More than half of all Taser shots discharged by UK police target the chest of the arrestee, despite warnings that this could lead to “serious complications” involving the heart. Last week, a UK man died after being tasered, due to a “medical episode.”
Through a Freedom of Information (FOI) request, the Guardian newspaper was able to obtain statistics on the use of the electroshock weapon dating back to 2009, from 18 of UK’s 45 police authorities.
The data revealed that out of 906 total charges unleashed, 518 were aimed at the chest. This constitutes 57 per cent of total uses.
It also directly contradicts advice given by the electroshock weapon’s manufacturer.
"When possible, avoid targeting the frontal chest area near the heart to reduce the risk of potential serious injury or death,” says the Taser International training manual.

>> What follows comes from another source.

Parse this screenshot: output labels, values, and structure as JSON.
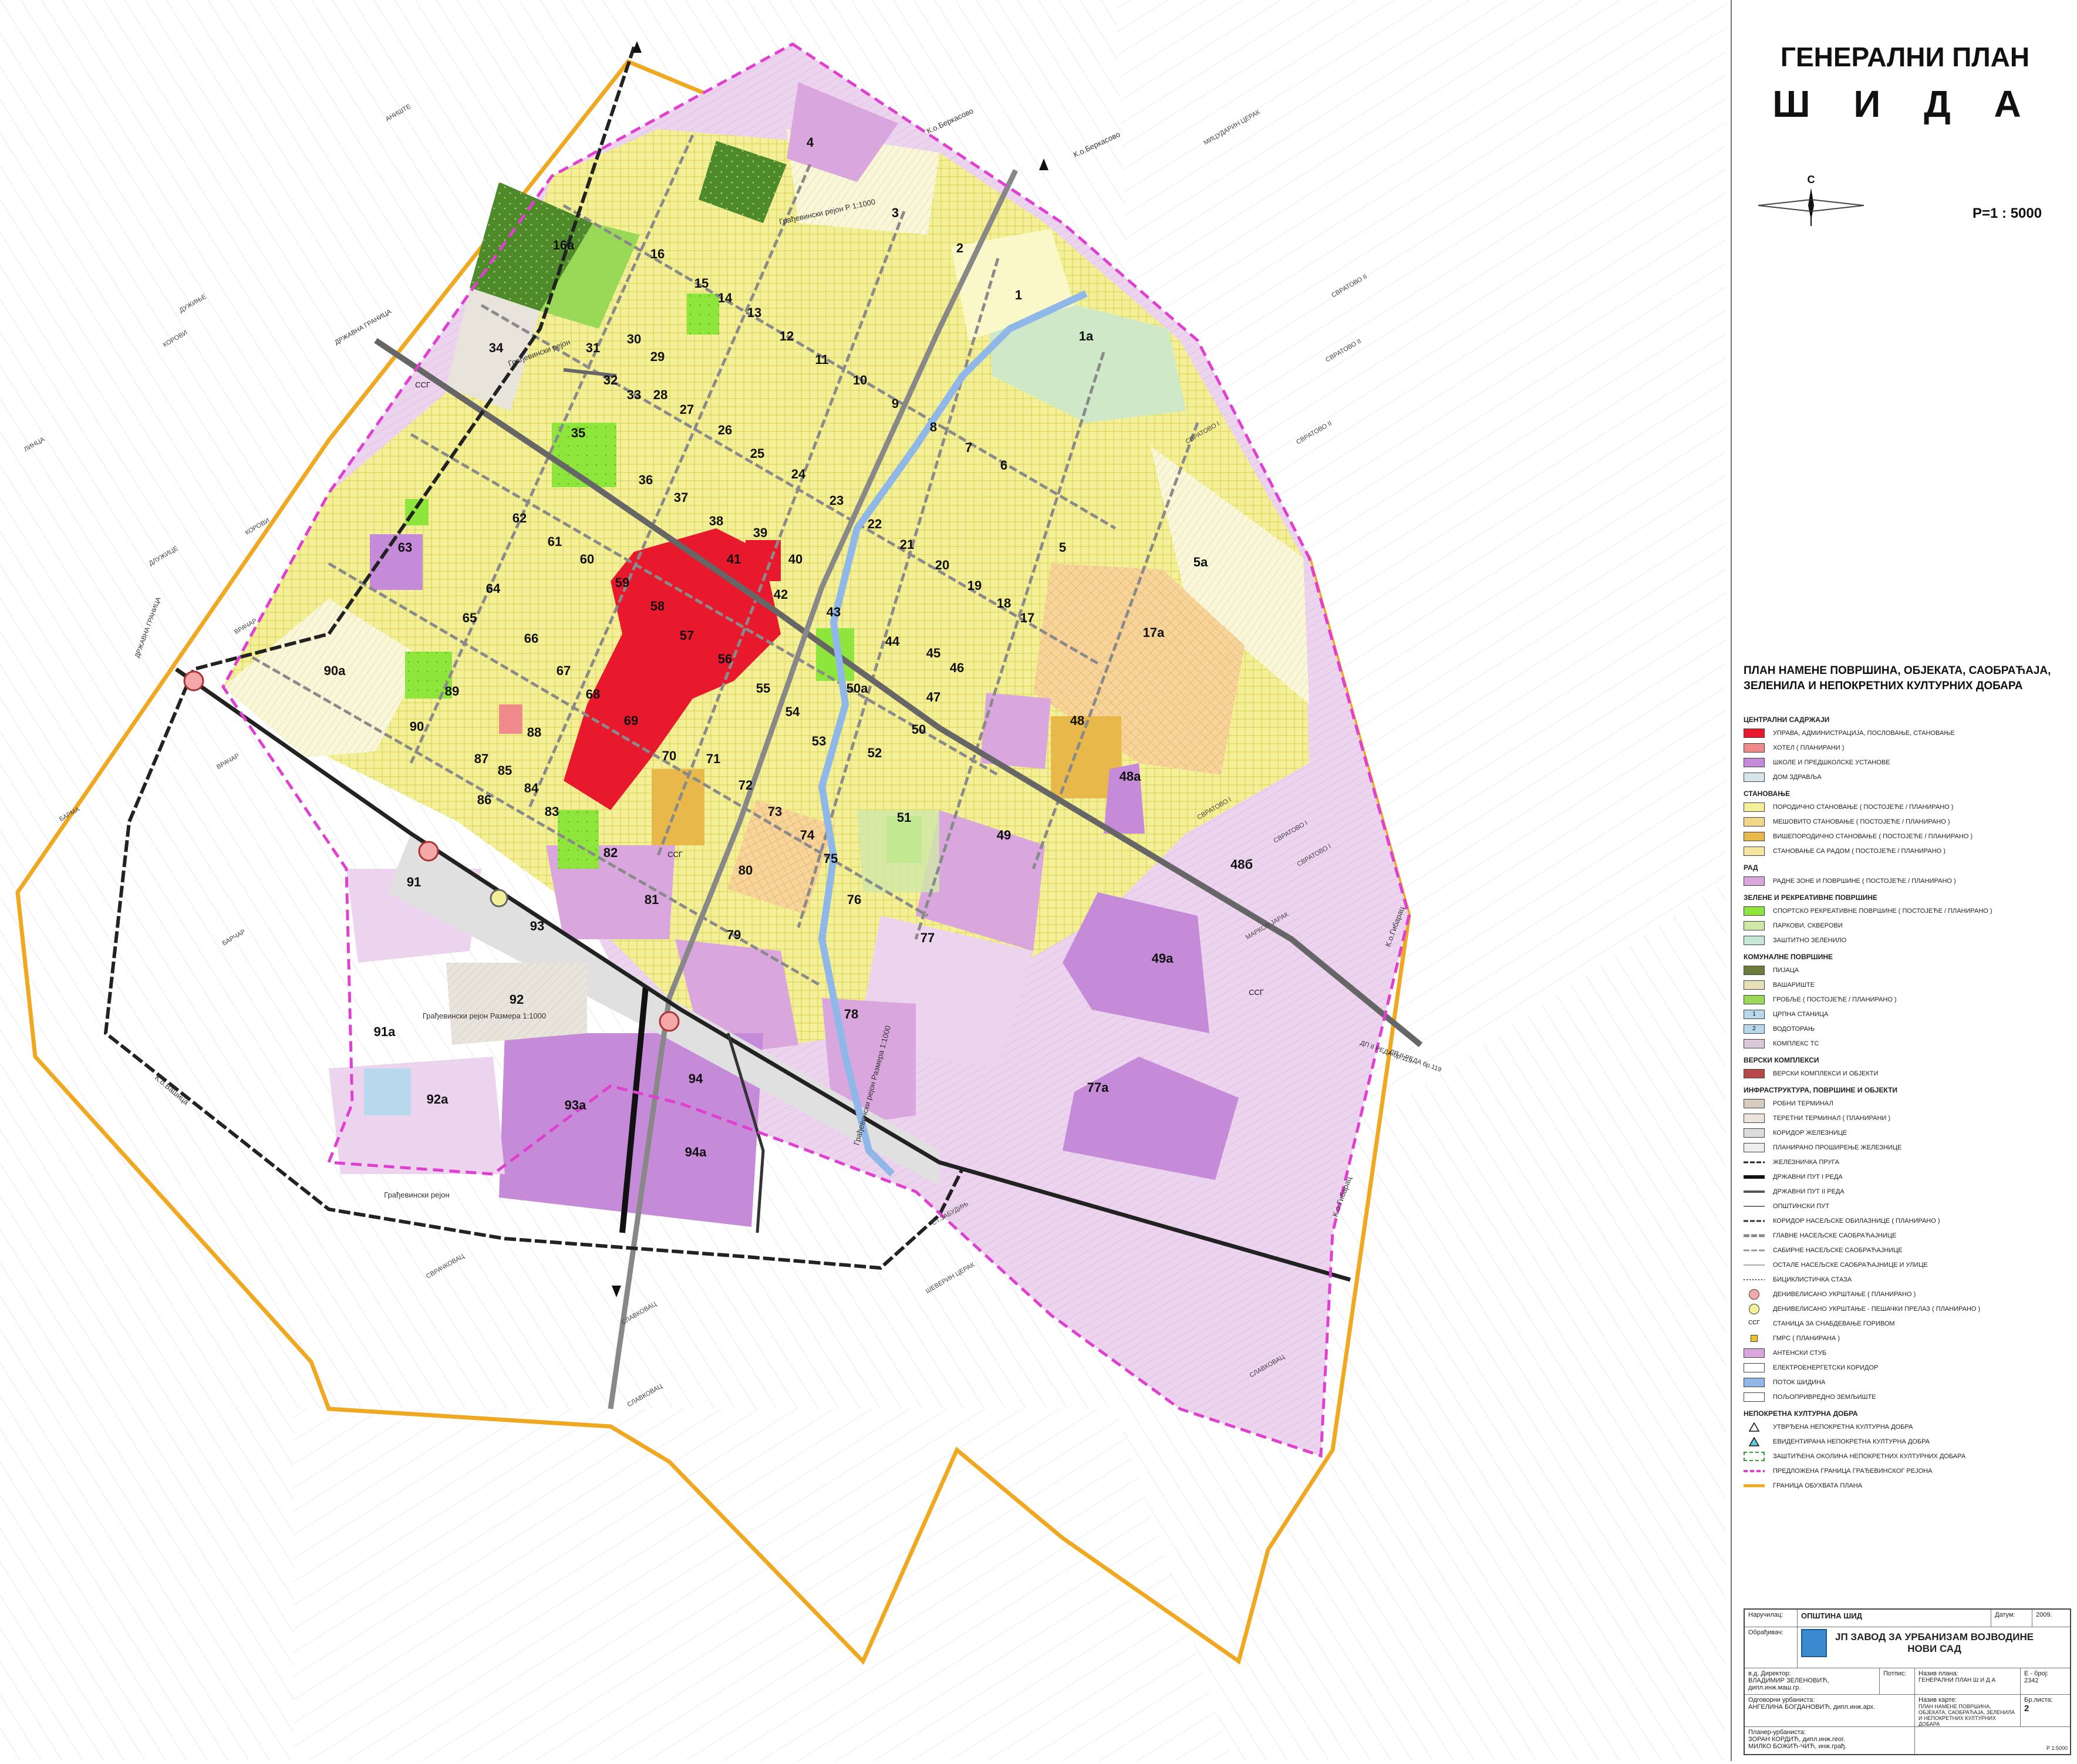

"Serious complications could also arise in those with impaired heart function or in those with an implanted cardiac pacemaker or defibrillator."
Unlike a stun gun, which shocks on impact, tasers fire two electrodes from a distance that lodge themselves in the skin. The damage is done by an electric impulse that upsets the rhythm of the heart, or limits the function of their implanted pacemaker.
Instead, the preferred aim area to stun, but not injure, the
suspect is the back.
Last Wednesday, police broke into the house of 23-year-old ice cream factory worker Jordan Begley and tasered him in his front room. Begley was reportedly having a heated argument with a neighbor, during which he may have been in possession of a knife.
He collapsed and died within minutes, in what the police themselves described as a “medical episode” – suspected to be a heart attack.
Begley was recently diagnosed with a cardiac disorder. A
post-mortem examining the cause of death has proved
Begley became the tenth person in the UK to die after being stunned by a Taser since the weapons were taken up by the police force in 2004. However, many died from other injuries, and no deaths have been linked beyond doubt to the electric charge itself.
Police say they were informed after an internal investigation that the risk of medical repercussions from Taser use is “very low,” claiming there is little need or practical possibility of "adjusting our point of aim.”
"When you've got a violent assailant who is facing you, coming towards you and you have to make a split second decision whether to use Taser or not, the chances are that clearly you're going to aim for the torso and it may well be that one or both of the barbs will attach within the chest area,” said Simon Chesterman, deputy chief constable of West Mercia police and UK police lead expert on Taser use.
An earlier FOI request showed that Taser use rose by 66 per cent in 2010, with more than 1,300 uses. The data was gathered from the latest available UK figures, published in March 2011. Since then, Tasers have been issued to an increasing number of police authorities in a bid to reduce the risk to on-duty officers.